Exhibits on the Plaza


Pacal's tomb

Pacal was 80 years old when he died. His reign, and that of his son Chan-Bahlum, are credited for inspiring the exceptional beauty of Palenque's art and architecture. The sarcophagus lid weighs as much as five tons and the sarcophagus itself weighs in excess of fifteen tons. Because of its enormous weight and size, it was set in place at the base of the temple before construction began.

The limestone sarcophagus lid is carved with a scene of Pacal at the moment of his death. He is shown falling down the World Tree into the jaws of the Underworld. He is accompanied by an image of the head of a skeletal monster carrying a bowl marked with the sign of the sun. This sign indicates that Pacal would be reborn as a god by defeating the Lords of Death who live in the Underworld. Portraits of his ancestors can be seen around the four sides of his coffin. Each figure is wearing a headdress symbolizing a fruit tree.

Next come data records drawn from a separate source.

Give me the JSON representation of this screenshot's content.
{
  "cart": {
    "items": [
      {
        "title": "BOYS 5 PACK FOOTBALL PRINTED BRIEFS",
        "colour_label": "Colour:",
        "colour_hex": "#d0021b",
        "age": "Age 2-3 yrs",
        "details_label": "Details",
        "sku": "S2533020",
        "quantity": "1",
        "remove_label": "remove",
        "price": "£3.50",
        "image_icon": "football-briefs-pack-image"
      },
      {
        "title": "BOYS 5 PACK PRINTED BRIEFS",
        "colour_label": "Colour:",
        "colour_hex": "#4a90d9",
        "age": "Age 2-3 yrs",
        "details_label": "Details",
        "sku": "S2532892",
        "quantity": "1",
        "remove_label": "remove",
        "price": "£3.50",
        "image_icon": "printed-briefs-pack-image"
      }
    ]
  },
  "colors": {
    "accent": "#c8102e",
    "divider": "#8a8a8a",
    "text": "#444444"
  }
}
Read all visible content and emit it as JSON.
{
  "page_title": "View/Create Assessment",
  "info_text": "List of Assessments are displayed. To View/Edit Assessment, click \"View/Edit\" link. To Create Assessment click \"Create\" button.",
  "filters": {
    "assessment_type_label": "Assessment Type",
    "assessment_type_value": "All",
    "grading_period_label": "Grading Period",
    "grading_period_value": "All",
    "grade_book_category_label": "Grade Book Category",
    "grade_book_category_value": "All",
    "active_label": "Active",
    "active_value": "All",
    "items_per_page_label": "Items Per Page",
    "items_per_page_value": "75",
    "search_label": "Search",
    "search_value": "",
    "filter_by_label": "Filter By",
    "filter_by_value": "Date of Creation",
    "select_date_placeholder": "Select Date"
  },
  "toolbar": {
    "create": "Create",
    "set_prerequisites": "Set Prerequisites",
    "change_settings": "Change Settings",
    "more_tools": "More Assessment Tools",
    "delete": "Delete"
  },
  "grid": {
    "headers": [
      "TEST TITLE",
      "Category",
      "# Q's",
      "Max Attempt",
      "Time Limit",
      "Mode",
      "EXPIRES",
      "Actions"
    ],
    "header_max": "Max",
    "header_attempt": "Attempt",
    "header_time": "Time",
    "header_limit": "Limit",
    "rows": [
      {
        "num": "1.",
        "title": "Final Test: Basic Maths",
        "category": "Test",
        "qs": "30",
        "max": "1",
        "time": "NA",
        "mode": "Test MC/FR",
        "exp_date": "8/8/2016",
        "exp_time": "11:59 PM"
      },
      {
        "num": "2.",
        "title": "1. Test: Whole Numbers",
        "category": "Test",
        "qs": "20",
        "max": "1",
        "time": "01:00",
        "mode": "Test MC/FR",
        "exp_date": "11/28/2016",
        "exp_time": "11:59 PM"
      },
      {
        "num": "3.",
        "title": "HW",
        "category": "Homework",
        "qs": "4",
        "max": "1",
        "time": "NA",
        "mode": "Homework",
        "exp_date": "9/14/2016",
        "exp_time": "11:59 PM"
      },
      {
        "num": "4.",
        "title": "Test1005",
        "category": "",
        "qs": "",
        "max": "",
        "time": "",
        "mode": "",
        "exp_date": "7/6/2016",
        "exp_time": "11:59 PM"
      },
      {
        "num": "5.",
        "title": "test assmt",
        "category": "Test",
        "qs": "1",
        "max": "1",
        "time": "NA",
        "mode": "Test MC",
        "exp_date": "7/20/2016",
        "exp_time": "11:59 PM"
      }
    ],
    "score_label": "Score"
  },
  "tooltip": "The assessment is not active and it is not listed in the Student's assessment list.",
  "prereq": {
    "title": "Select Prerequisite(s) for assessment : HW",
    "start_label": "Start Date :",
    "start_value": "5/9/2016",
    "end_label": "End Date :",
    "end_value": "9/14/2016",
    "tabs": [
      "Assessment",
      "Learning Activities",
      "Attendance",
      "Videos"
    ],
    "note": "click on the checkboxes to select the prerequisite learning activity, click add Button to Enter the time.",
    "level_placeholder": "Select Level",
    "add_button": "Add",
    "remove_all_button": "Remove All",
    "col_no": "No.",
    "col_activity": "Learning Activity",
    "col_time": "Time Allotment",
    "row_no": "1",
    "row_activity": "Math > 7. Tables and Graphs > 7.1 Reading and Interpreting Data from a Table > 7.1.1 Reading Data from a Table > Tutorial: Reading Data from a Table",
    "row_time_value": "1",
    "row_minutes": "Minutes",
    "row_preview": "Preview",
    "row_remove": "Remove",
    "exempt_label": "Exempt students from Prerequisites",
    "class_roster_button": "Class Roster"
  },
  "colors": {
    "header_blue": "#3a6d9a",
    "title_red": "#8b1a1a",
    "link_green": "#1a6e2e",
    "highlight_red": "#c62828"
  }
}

(right) Replica of Pacal's tomb
Medium: Limestone
Date: Late Classic Period, 650 A.D.
Location: Temple of Inscriptions, Palenque, Mexico

Maya kings normally inherited their title through their fathers. Pacal's father was not a king, but his mother and great grandmother were both powerful women who ruled as true kings. Although this created a dilemma for the government because of the convention of patrilineal descent, these two exceptional women defied tradition by taking charge of the throne. Pacal established an unshakable claim to the throne even though he was not the son of a king. He explained this change as being preordained by the gods.

To legitimize his claim, he declared his mother to be the living embodiment of the First Mother, who created the gods and humans. This meant that Pacal was the son of a goddess. To add more weight to his argument, he claimed he was born on a day that exactly replicated the birth date of the First Mother. In this way, he secured his position as king.